The prevailing amyloid hypothesis for Alzheimer's disease (AD) holds that amyloid beta-protein (Abeta) causes neuronal degeneration by forming neurotoxic fibrillar structures. Yet, many aspects of AD pathology and symptoms are not well explained by this hypothesis. Here, we present evidence that neurotoxicity of soluble oligomeric Abeta closely corresponds to the selective neurodegeneration so distinctly manifest in AD. Selectivity was first observed in vitro, where only the human central nervous system neuronal cells were susceptible to soluble oligomeric Abeta. Furthermore, in mouse cerebral slice treated with soluble oligomeric Abeta, selective regiospecific toxicity was evident in the hippocampal CA1, a division important for memory, but not in the CA3 subfield. The fibrillar Abeta, however, killed neurons in all regions of the cerebral slice cultures and also in cerebellar slices. Remarkably, even at the highest soluble oligomeric Abeta concentrations, cerebellar neurons were completely spared, consistent with one of the hallmark features of AD pathology.

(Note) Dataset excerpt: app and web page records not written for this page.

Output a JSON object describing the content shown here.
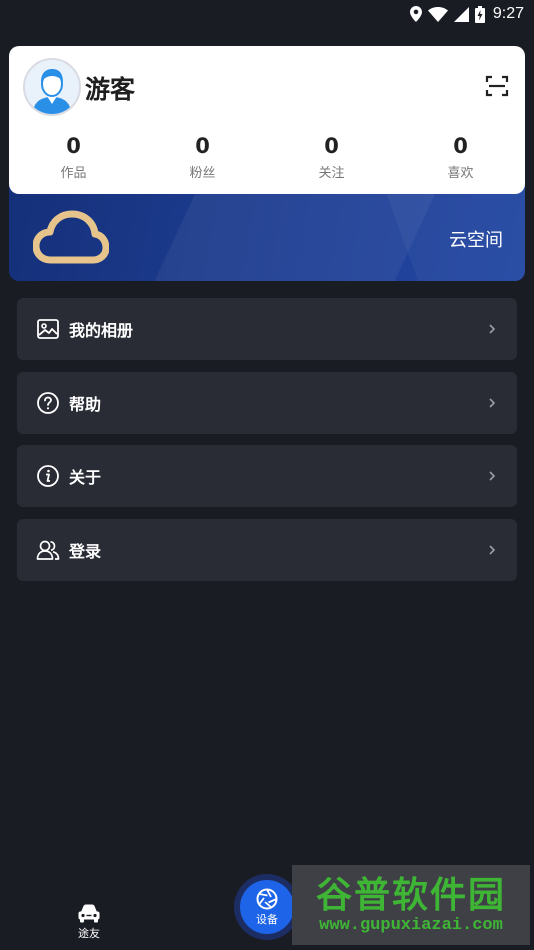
{
  "status_bar": {
    "time": "9:27"
  },
  "profile": {
    "username": "游客",
    "stats": [
      {
        "value": "0",
        "label": "作品"
      },
      {
        "value": "0",
        "label": "粉丝"
      },
      {
        "value": "0",
        "label": "关注"
      },
      {
        "value": "0",
        "label": "喜欢"
      }
    ]
  },
  "cloud": {
    "label": "云空间"
  },
  "menu": [
    {
      "label": "我的相册",
      "icon": "image-icon"
    },
    {
      "label": "帮助",
      "icon": "help-icon"
    },
    {
      "label": "关于",
      "icon": "info-icon"
    },
    {
      "label": "登录",
      "icon": "users-icon"
    }
  ],
  "bottom_nav": {
    "left_label": "途友",
    "center_label": "设备"
  },
  "watermark": {
    "title": "谷普软件园",
    "url": "www.gupuxiazai.com"
  },
  "colors": {
    "background": "#1a1c24",
    "card": "#ffffff",
    "menu_item": "#292b35",
    "cloud_gold": "#e6c48c",
    "accent_blue": "#1d64e8"
  }
}
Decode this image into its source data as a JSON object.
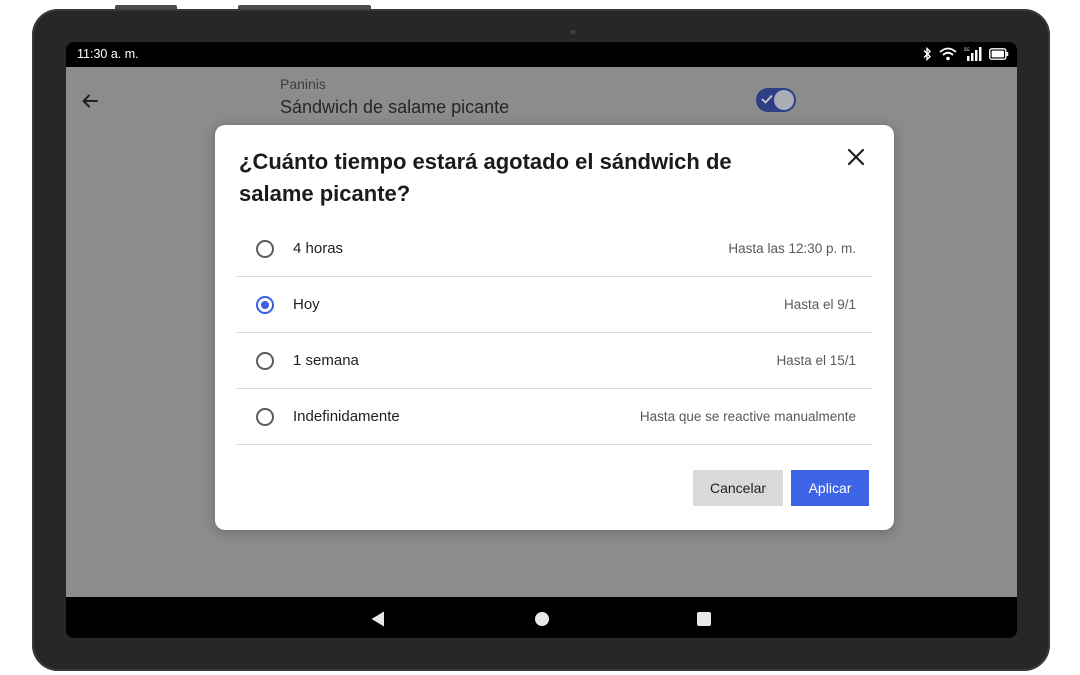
{
  "status_bar": {
    "time": "11:30 a. m."
  },
  "app": {
    "category": "Paninis",
    "item_name": "Sándwich de salame picante",
    "availability_toggle_on": true,
    "accent_color": "#2f3f86"
  },
  "dialog": {
    "title": "¿Cuánto tiempo estará agotado el sándwich de salame picante?",
    "options": [
      {
        "label": "4 horas",
        "detail": "Hasta las 12:30 p. m.",
        "selected": false
      },
      {
        "label": "Hoy",
        "detail": "Hasta el 9/1",
        "selected": true
      },
      {
        "label": "1 semana",
        "detail": "Hasta el 15/1",
        "selected": false
      },
      {
        "label": "Indefinidamente",
        "detail": "Hasta que se reactive manualmente",
        "selected": false
      }
    ],
    "cancel_label": "Cancelar",
    "apply_label": "Aplicar",
    "primary_color": "#3d63e6"
  },
  "icons": {
    "back": "arrow-left-icon",
    "close": "close-icon",
    "bluetooth": "bluetooth-icon",
    "wifi": "wifi-icon",
    "signal": "cell-signal-icon",
    "battery": "battery-icon",
    "nav_back": "triangle-back-icon",
    "nav_home": "circle-home-icon",
    "nav_recent": "square-recents-icon"
  }
}
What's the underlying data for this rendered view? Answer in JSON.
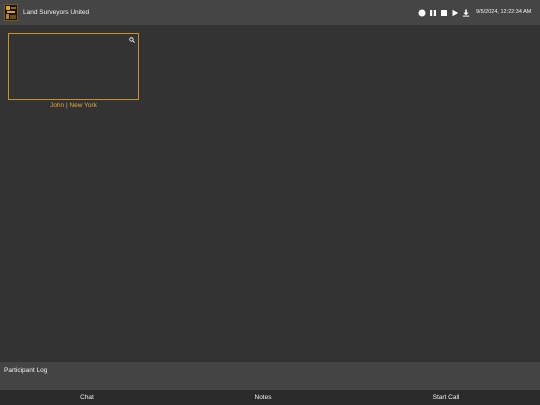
{
  "header": {
    "app_title": "Land Surveyors United",
    "logo_icon": "land-surveyors-logo",
    "datetime": "9/5/2024, 12:22:34 AM",
    "controls": [
      {
        "name": "record-icon"
      },
      {
        "name": "pause-icon"
      },
      {
        "name": "stop-icon"
      },
      {
        "name": "play-icon"
      },
      {
        "name": "download-icon"
      }
    ]
  },
  "participants": [
    {
      "caption": "John | New York",
      "expand_icon": "magnify-icon"
    }
  ],
  "log": {
    "label": "Participant Log"
  },
  "bottom_nav": {
    "chat": "Chat",
    "notes": "Notes",
    "start_call": "Start Call"
  },
  "colors": {
    "background": "#333333",
    "topbar": "#454545",
    "accent": "#c8922a",
    "caption": "#e0a93a",
    "log_bar": "#444444",
    "bottom_nav": "#2a2a2a"
  }
}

Our observation of the selective neurodegeneration of soluble oligomeric Abeta to neurons involved in cognitive function may provide a new opportunity for the development of an effective AD therapy as well as elucidating the pathological mechanism of AD.
|Original language||English (US)|
|Number of pages||3|
|Journal||The FASEB journal : official publication of the Federation of American Societies for Experimental Biology|
|State||Published - 2003|